## Task brief
Copy everything in the listing below word for word, apart from any images.

## Dataset records
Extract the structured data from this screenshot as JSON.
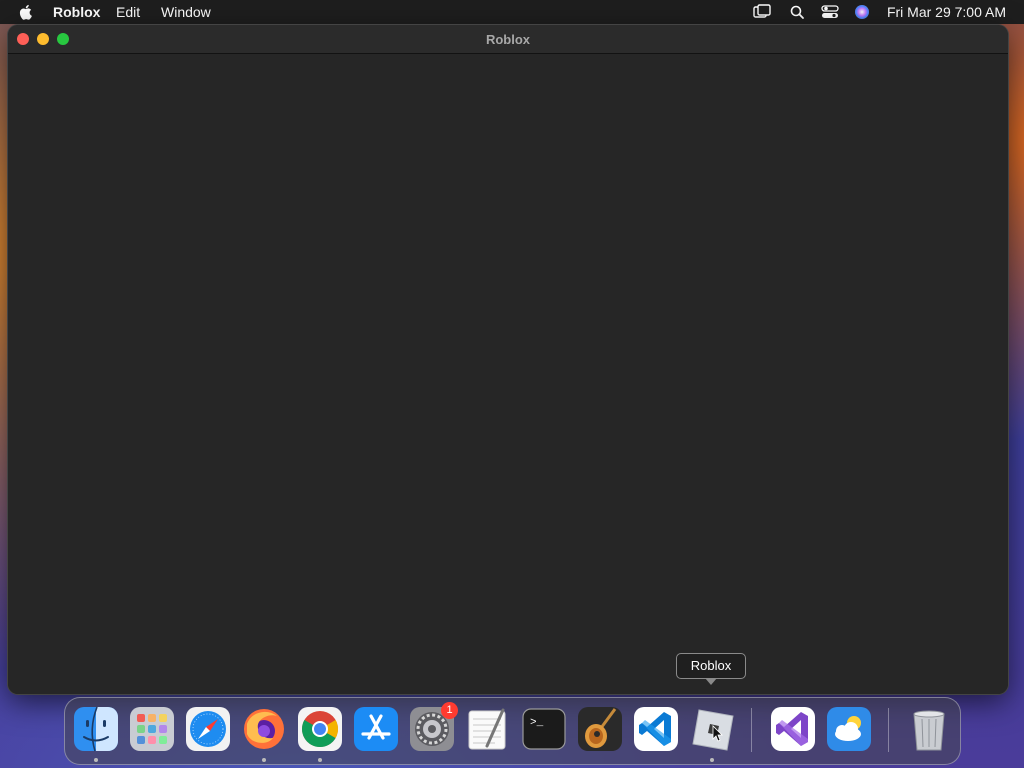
{
  "menubar": {
    "apple": "apple-icon",
    "app_name": "Roblox",
    "items": [
      "Edit",
      "Window"
    ],
    "status_icons": [
      "screen-mirroring-icon",
      "search-icon",
      "control-center-icon",
      "siri-icon"
    ],
    "clock": "Fri Mar 29  7:00 AM"
  },
  "window": {
    "title": "Roblox"
  },
  "tooltip": {
    "label": "Roblox"
  },
  "dock": {
    "items": [
      {
        "name": "Finder",
        "icon": "finder-icon"
      },
      {
        "name": "Launchpad",
        "icon": "launchpad-icon"
      },
      {
        "name": "Safari",
        "icon": "safari-icon"
      },
      {
        "name": "Firefox",
        "icon": "firefox-icon"
      },
      {
        "name": "Chrome",
        "icon": "chrome-icon"
      },
      {
        "name": "App Store",
        "icon": "app-store-icon"
      },
      {
        "name": "System Settings",
        "icon": "system-settings-icon",
        "badge": "1"
      },
      {
        "name": "TextEdit",
        "icon": "textedit-icon"
      },
      {
        "name": "Terminal",
        "icon": "terminal-icon",
        "prompt": ">_"
      },
      {
        "name": "GarageBand",
        "icon": "garageband-icon"
      },
      {
        "name": "Visual Studio Code",
        "icon": "vscode-icon"
      },
      {
        "name": "Roblox",
        "icon": "roblox-icon"
      },
      {
        "name": "Visual Studio",
        "icon": "visual-studio-icon"
      },
      {
        "name": "Weather",
        "icon": "weather-icon"
      },
      {
        "name": "Trash",
        "icon": "trash-icon"
      }
    ]
  }
}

## Solution to the problem
Extract the structured data from this screenshot as JSON.
{
  "menubar": {
    "apple": "apple-icon",
    "app_name": "Roblox",
    "items": [
      "Edit",
      "Window"
    ],
    "status_icons": [
      "screen-mirroring-icon",
      "search-icon",
      "control-center-icon",
      "siri-icon"
    ],
    "clock": "Fri Mar 29  7:00 AM"
  },
  "window": {
    "title": "Roblox"
  },
  "tooltip": {
    "label": "Roblox"
  },
  "dock": {
    "items": [
      {
        "name": "Finder",
        "icon": "finder-icon"
      },
      {
        "name": "Launchpad",
        "icon": "launchpad-icon"
      },
      {
        "name": "Safari",
        "icon": "safari-icon"
      },
      {
        "name": "Firefox",
        "icon": "firefox-icon"
      },
      {
        "name": "Chrome",
        "icon": "chrome-icon"
      },
      {
        "name": "App Store",
        "icon": "app-store-icon"
      },
      {
        "name": "System Settings",
        "icon": "system-settings-icon",
        "badge": "1"
      },
      {
        "name": "TextEdit",
        "icon": "textedit-icon"
      },
      {
        "name": "Terminal",
        "icon": "terminal-icon",
        "prompt": ">_"
      },
      {
        "name": "GarageBand",
        "icon": "garageband-icon"
      },
      {
        "name": "Visual Studio Code",
        "icon": "vscode-icon"
      },
      {
        "name": "Roblox",
        "icon": "roblox-icon"
      },
      {
        "name": "Visual Studio",
        "icon": "visual-studio-icon"
      },
      {
        "name": "Weather",
        "icon": "weather-icon"
      },
      {
        "name": "Trash",
        "icon": "trash-icon"
      }
    ]
  }
}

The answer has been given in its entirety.